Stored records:
--- --- ---

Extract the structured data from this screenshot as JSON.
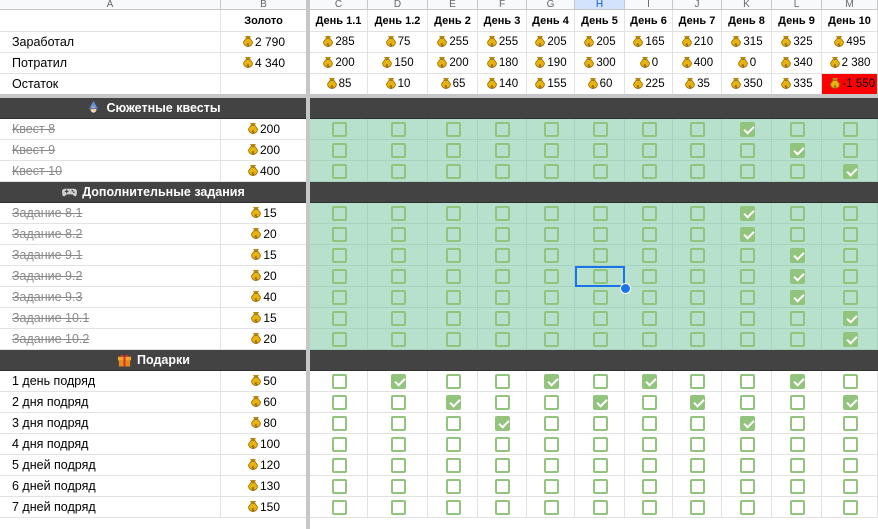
{
  "column_letters": [
    "A",
    "B",
    "C",
    "D",
    "E",
    "F",
    "G",
    "H",
    "I",
    "J",
    "K",
    "L",
    "M"
  ],
  "selected_column": "H",
  "header": {
    "gold_label": "Золото",
    "days": [
      "День 1.1",
      "День 1.2",
      "День 2",
      "День 3",
      "День 4",
      "День 5",
      "День 6",
      "День 7",
      "День 8",
      "День 9",
      "День 10"
    ]
  },
  "summary": [
    {
      "label": "Заработал",
      "total": "2 790",
      "days": [
        "285",
        "75",
        "255",
        "255",
        "205",
        "205",
        "165",
        "210",
        "315",
        "325",
        "495"
      ]
    },
    {
      "label": "Потратил",
      "total": "4 340",
      "days": [
        "200",
        "150",
        "200",
        "180",
        "190",
        "300",
        "0",
        "400",
        "0",
        "340",
        "2 380"
      ]
    },
    {
      "label": "Остаток",
      "total": "",
      "days": [
        "85",
        "10",
        "65",
        "140",
        "155",
        "60",
        "225",
        "35",
        "350",
        "335",
        "-1 550"
      ]
    }
  ],
  "sections": [
    {
      "title": "Сюжетные квесты",
      "icon": "wizard-icon",
      "rows": [
        {
          "label": "Квест 8",
          "gold": "200",
          "done": true,
          "checks": [
            false,
            false,
            false,
            false,
            false,
            false,
            false,
            false,
            true,
            false,
            false
          ]
        },
        {
          "label": "Квест 9",
          "gold": "200",
          "done": true,
          "checks": [
            false,
            false,
            false,
            false,
            false,
            false,
            false,
            false,
            false,
            true,
            false
          ]
        },
        {
          "label": "Квест 10",
          "gold": "400",
          "done": true,
          "checks": [
            false,
            false,
            false,
            false,
            false,
            false,
            false,
            false,
            false,
            false,
            true
          ]
        }
      ]
    },
    {
      "title": "Дополнительные задания",
      "icon": "gamepad-icon",
      "rows": [
        {
          "label": "Задание 8.1",
          "gold": "15",
          "done": true,
          "checks": [
            false,
            false,
            false,
            false,
            false,
            false,
            false,
            false,
            true,
            false,
            false
          ]
        },
        {
          "label": "Задание 8.2",
          "gold": "20",
          "done": true,
          "checks": [
            false,
            false,
            false,
            false,
            false,
            false,
            false,
            false,
            true,
            false,
            false
          ]
        },
        {
          "label": "Задание 9.1",
          "gold": "15",
          "done": true,
          "checks": [
            false,
            false,
            false,
            false,
            false,
            false,
            false,
            false,
            false,
            true,
            false
          ]
        },
        {
          "label": "Задание 9.2",
          "gold": "20",
          "done": true,
          "checks": [
            false,
            false,
            false,
            false,
            false,
            false,
            false,
            false,
            false,
            true,
            false
          ]
        },
        {
          "label": "Задание 9.3",
          "gold": "40",
          "done": true,
          "checks": [
            false,
            false,
            false,
            false,
            false,
            false,
            false,
            false,
            false,
            true,
            false
          ]
        },
        {
          "label": "Задание 10.1",
          "gold": "15",
          "done": true,
          "checks": [
            false,
            false,
            false,
            false,
            false,
            false,
            false,
            false,
            false,
            false,
            true
          ]
        },
        {
          "label": "Задание 10.2",
          "gold": "20",
          "done": true,
          "checks": [
            false,
            false,
            false,
            false,
            false,
            false,
            false,
            false,
            false,
            false,
            true
          ]
        }
      ]
    },
    {
      "title": "Подарки",
      "icon": "gift-icon",
      "rows": [
        {
          "label": "1 день подряд",
          "gold": "50",
          "done": false,
          "checks": [
            false,
            true,
            false,
            false,
            true,
            false,
            true,
            false,
            false,
            true,
            false
          ]
        },
        {
          "label": "2 дня подряд",
          "gold": "60",
          "done": false,
          "checks": [
            false,
            false,
            true,
            false,
            false,
            true,
            false,
            true,
            false,
            false,
            true
          ]
        },
        {
          "label": "3 дня подряд",
          "gold": "80",
          "done": false,
          "checks": [
            false,
            false,
            false,
            true,
            false,
            false,
            false,
            false,
            true,
            false,
            false
          ]
        },
        {
          "label": "4 дня подряд",
          "gold": "100",
          "done": false,
          "checks": [
            false,
            false,
            false,
            false,
            false,
            false,
            false,
            false,
            false,
            false,
            false
          ]
        },
        {
          "label": "5 дней подряд",
          "gold": "120",
          "done": false,
          "checks": [
            false,
            false,
            false,
            false,
            false,
            false,
            false,
            false,
            false,
            false,
            false
          ]
        },
        {
          "label": "6 дней подряд",
          "gold": "130",
          "done": false,
          "checks": [
            false,
            false,
            false,
            false,
            false,
            false,
            false,
            false,
            false,
            false,
            false
          ]
        },
        {
          "label": "7 дней подряд",
          "gold": "150",
          "done": false,
          "checks": [
            false,
            false,
            false,
            false,
            false,
            false,
            false,
            false,
            false,
            false,
            false
          ]
        }
      ]
    }
  ],
  "colors": {
    "accent": "#1a73e8",
    "checkbox": "#93c47d",
    "done_fill": "#b7e1cd",
    "section_bg": "#434343",
    "negative": "#ff0000"
  }
}
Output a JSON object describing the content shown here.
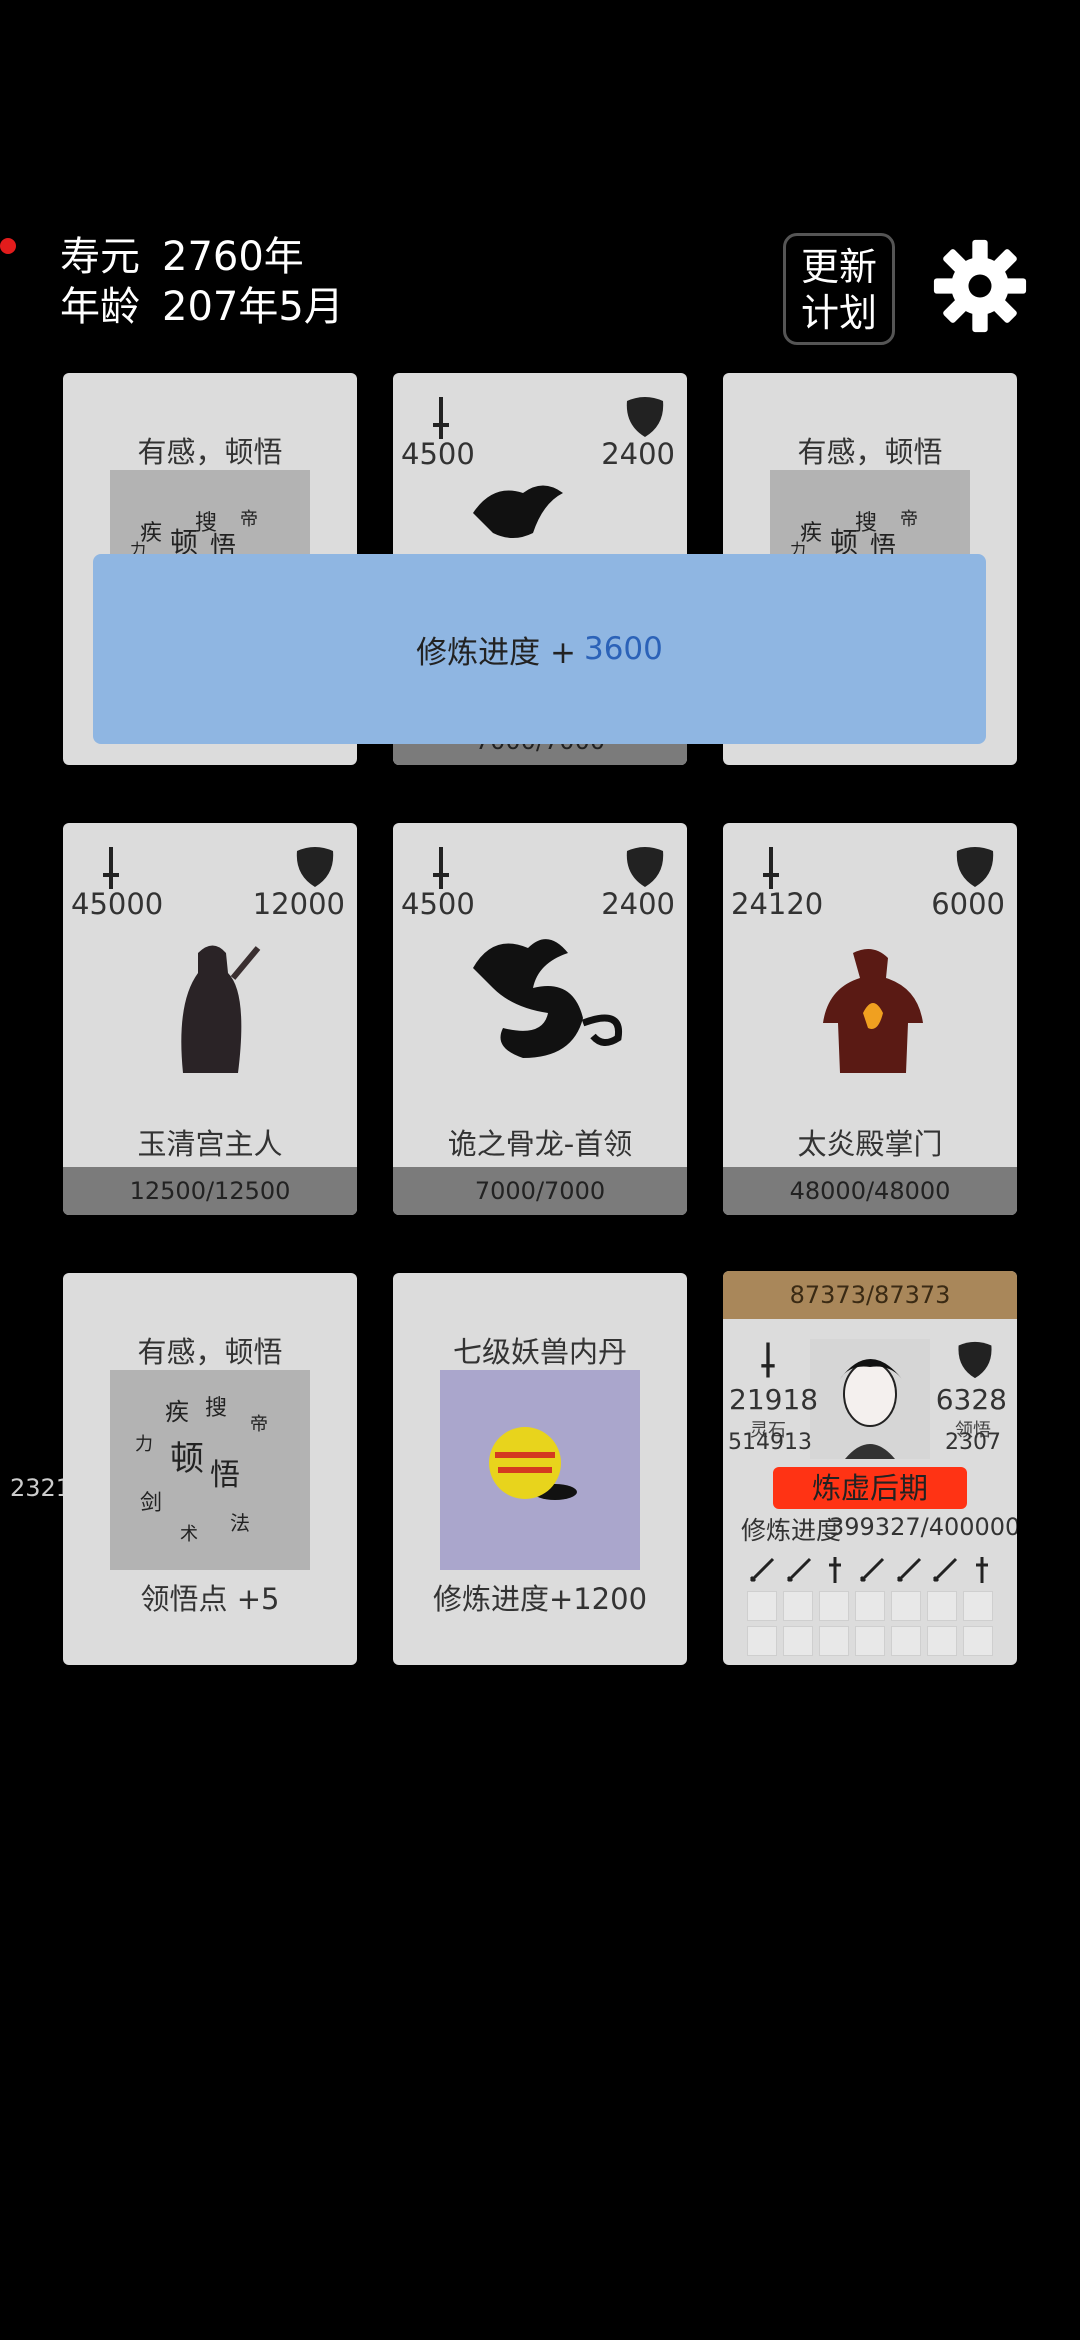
{
  "hud": {
    "lifespan_label": "寿元",
    "lifespan_value": "2760年",
    "age_label": "年龄",
    "age_value": "207年5月"
  },
  "buttons": {
    "update_plan": "更新\n计划",
    "update_line1": "更新",
    "update_line2": "计划"
  },
  "popup": {
    "label": "修炼进度 +",
    "value": "3600"
  },
  "side_number": "2321",
  "cards": {
    "r1c1": {
      "title": "有感，顿悟"
    },
    "r1c2": {
      "atk": "4500",
      "def": "2400",
      "footer": "7000/7000"
    },
    "r1c3": {
      "title": "有感，顿悟"
    },
    "r2c1": {
      "atk": "45000",
      "def": "12000",
      "name": "玉清宫主人",
      "footer": "12500/12500"
    },
    "r2c2": {
      "atk": "4500",
      "def": "2400",
      "name": "诡之骨龙-首领",
      "footer": "7000/7000"
    },
    "r2c3": {
      "atk": "24120",
      "def": "6000",
      "name": "太炎殿掌门",
      "footer": "48000/48000"
    },
    "r3c1": {
      "title": "有感，顿悟",
      "caption": "领悟点  +5"
    },
    "r3c2": {
      "title": "七级妖兽内丹",
      "caption": "修炼进度+1200"
    }
  },
  "player": {
    "hp": "87373/87373",
    "atk": "21918",
    "def": "6328",
    "spirit_stone_label": "灵石",
    "spirit_stone": "514913",
    "insight_label": "领悟",
    "insight": "2307",
    "realm": "炼虚后期",
    "progress_label": "修炼进度",
    "progress": "399327/400000"
  },
  "icons": [
    "sword-icon",
    "shield-icon",
    "gear-icon",
    "dragon-icon",
    "calligraphy-icon",
    "beast-core-icon",
    "weapon-icon"
  ]
}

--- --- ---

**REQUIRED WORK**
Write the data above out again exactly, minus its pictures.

**SOLUTION FOR THIS TASK**
Extract the structured data from this screenshot as JSON.
{
  "column_letters": [
    "A",
    "B",
    "C",
    "D",
    "E",
    "F",
    "G",
    "H",
    "I",
    "J",
    "K",
    "L",
    "M"
  ],
  "selected_column": "H",
  "header": {
    "gold_label": "Золото",
    "days": [
      "День 1.1",
      "День 1.2",
      "День 2",
      "День 3",
      "День 4",
      "День 5",
      "День 6",
      "День 7",
      "День 8",
      "День 9",
      "День 10"
    ]
  },
  "summary": [
    {
      "label": "Заработал",
      "total": "2 790",
      "days": [
        "285",
        "75",
        "255",
        "255",
        "205",
        "205",
        "165",
        "210",
        "315",
        "325",
        "495"
      ]
    },
    {
      "label": "Потратил",
      "total": "4 340",
      "days": [
        "200",
        "150",
        "200",
        "180",
        "190",
        "300",
        "0",
        "400",
        "0",
        "340",
        "2 380"
      ]
    },
    {
      "label": "Остаток",
      "total": "",
      "days": [
        "85",
        "10",
        "65",
        "140",
        "155",
        "60",
        "225",
        "35",
        "350",
        "335",
        "-1 550"
      ]
    }
  ],
  "sections": [
    {
      "title": "Сюжетные квесты",
      "icon": "wizard-icon",
      "rows": [
        {
          "label": "Квест 8",
          "gold": "200",
          "done": true,
          "checks": [
            false,
            false,
            false,
            false,
            false,
            false,
            false,
            false,
            true,
            false,
            false
          ]
        },
        {
          "label": "Квест 9",
          "gold": "200",
          "done": true,
          "checks": [
            false,
            false,
            false,
            false,
            false,
            false,
            false,
            false,
            false,
            true,
            false
          ]
        },
        {
          "label": "Квест 10",
          "gold": "400",
          "done": true,
          "checks": [
            false,
            false,
            false,
            false,
            false,
            false,
            false,
            false,
            false,
            false,
            true
          ]
        }
      ]
    },
    {
      "title": "Дополнительные задания",
      "icon": "gamepad-icon",
      "rows": [
        {
          "label": "Задание 8.1",
          "gold": "15",
          "done": true,
          "checks": [
            false,
            false,
            false,
            false,
            false,
            false,
            false,
            false,
            true,
            false,
            false
          ]
        },
        {
          "label": "Задание 8.2",
          "gold": "20",
          "done": true,
          "checks": [
            false,
            false,
            false,
            false,
            false,
            false,
            false,
            false,
            true,
            false,
            false
          ]
        },
        {
          "label": "Задание 9.1",
          "gold": "15",
          "done": true,
          "checks": [
            false,
            false,
            false,
            false,
            false,
            false,
            false,
            false,
            false,
            true,
            false
          ]
        },
        {
          "label": "Задание 9.2",
          "gold": "20",
          "done": true,
          "checks": [
            false,
            false,
            false,
            false,
            false,
            false,
            false,
            false,
            false,
            true,
            false
          ]
        },
        {
          "label": "Задание 9.3",
          "gold": "40",
          "done": true,
          "checks": [
            false,
            false,
            false,
            false,
            false,
            false,
            false,
            false,
            false,
            true,
            false
          ]
        },
        {
          "label": "Задание 10.1",
          "gold": "15",
          "done": true,
          "checks": [
            false,
            false,
            false,
            false,
            false,
            false,
            false,
            false,
            false,
            false,
            true
          ]
        },
        {
          "label": "Задание 10.2",
          "gold": "20",
          "done": true,
          "checks": [
            false,
            false,
            false,
            false,
            false,
            false,
            false,
            false,
            false,
            false,
            true
          ]
        }
      ]
    },
    {
      "title": "Подарки",
      "icon": "gift-icon",
      "rows": [
        {
          "label": "1 день подряд",
          "gold": "50",
          "done": false,
          "checks": [
            false,
            true,
            false,
            false,
            true,
            false,
            true,
            false,
            false,
            true,
            false
          ]
        },
        {
          "label": "2 дня подряд",
          "gold": "60",
          "done": false,
          "checks": [
            false,
            false,
            true,
            false,
            false,
            true,
            false,
            true,
            false,
            false,
            true
          ]
        },
        {
          "label": "3 дня подряд",
          "gold": "80",
          "done": false,
          "checks": [
            false,
            false,
            false,
            true,
            false,
            false,
            false,
            false,
            true,
            false,
            false
          ]
        },
        {
          "label": "4 дня подряд",
          "gold": "100",
          "done": false,
          "checks": [
            false,
            false,
            false,
            false,
            false,
            false,
            false,
            false,
            false,
            false,
            false
          ]
        },
        {
          "label": "5 дней подряд",
          "gold": "120",
          "done": false,
          "checks": [
            false,
            false,
            false,
            false,
            false,
            false,
            false,
            false,
            false,
            false,
            false
          ]
        },
        {
          "label": "6 дней подряд",
          "gold": "130",
          "done": false,
          "checks": [
            false,
            false,
            false,
            false,
            false,
            false,
            false,
            false,
            false,
            false,
            false
          ]
        },
        {
          "label": "7 дней подряд",
          "gold": "150",
          "done": false,
          "checks": [
            false,
            false,
            false,
            false,
            false,
            false,
            false,
            false,
            false,
            false,
            false
          ]
        }
      ]
    }
  ],
  "colors": {
    "accent": "#1a73e8",
    "checkbox": "#93c47d",
    "done_fill": "#b7e1cd",
    "section_bg": "#434343",
    "negative": "#ff0000"
  }
}
Output a JSON object describing the content shown here.
{
  "hud": {
    "lifespan_label": "寿元",
    "lifespan_value": "2760年",
    "age_label": "年龄",
    "age_value": "207年5月"
  },
  "buttons": {
    "update_plan": "更新\n计划",
    "update_line1": "更新",
    "update_line2": "计划"
  },
  "popup": {
    "label": "修炼进度 +",
    "value": "3600"
  },
  "side_number": "2321",
  "cards": {
    "r1c1": {
      "title": "有感，顿悟"
    },
    "r1c2": {
      "atk": "4500",
      "def": "2400",
      "footer": "7000/7000"
    },
    "r1c3": {
      "title": "有感，顿悟"
    },
    "r2c1": {
      "atk": "45000",
      "def": "12000",
      "name": "玉清宫主人",
      "footer": "12500/12500"
    },
    "r2c2": {
      "atk": "4500",
      "def": "2400",
      "name": "诡之骨龙-首领",
      "footer": "7000/7000"
    },
    "r2c3": {
      "atk": "24120",
      "def": "6000",
      "name": "太炎殿掌门",
      "footer": "48000/48000"
    },
    "r3c1": {
      "title": "有感，顿悟",
      "caption": "领悟点  +5"
    },
    "r3c2": {
      "title": "七级妖兽内丹",
      "caption": "修炼进度+1200"
    }
  },
  "player": {
    "hp": "87373/87373",
    "atk": "21918",
    "def": "6328",
    "spirit_stone_label": "灵石",
    "spirit_stone": "514913",
    "insight_label": "领悟",
    "insight": "2307",
    "realm": "炼虚后期",
    "progress_label": "修炼进度",
    "progress": "399327/400000"
  },
  "icons": [
    "sword-icon",
    "shield-icon",
    "gear-icon",
    "dragon-icon",
    "calligraphy-icon",
    "beast-core-icon",
    "weapon-icon"
  ]
}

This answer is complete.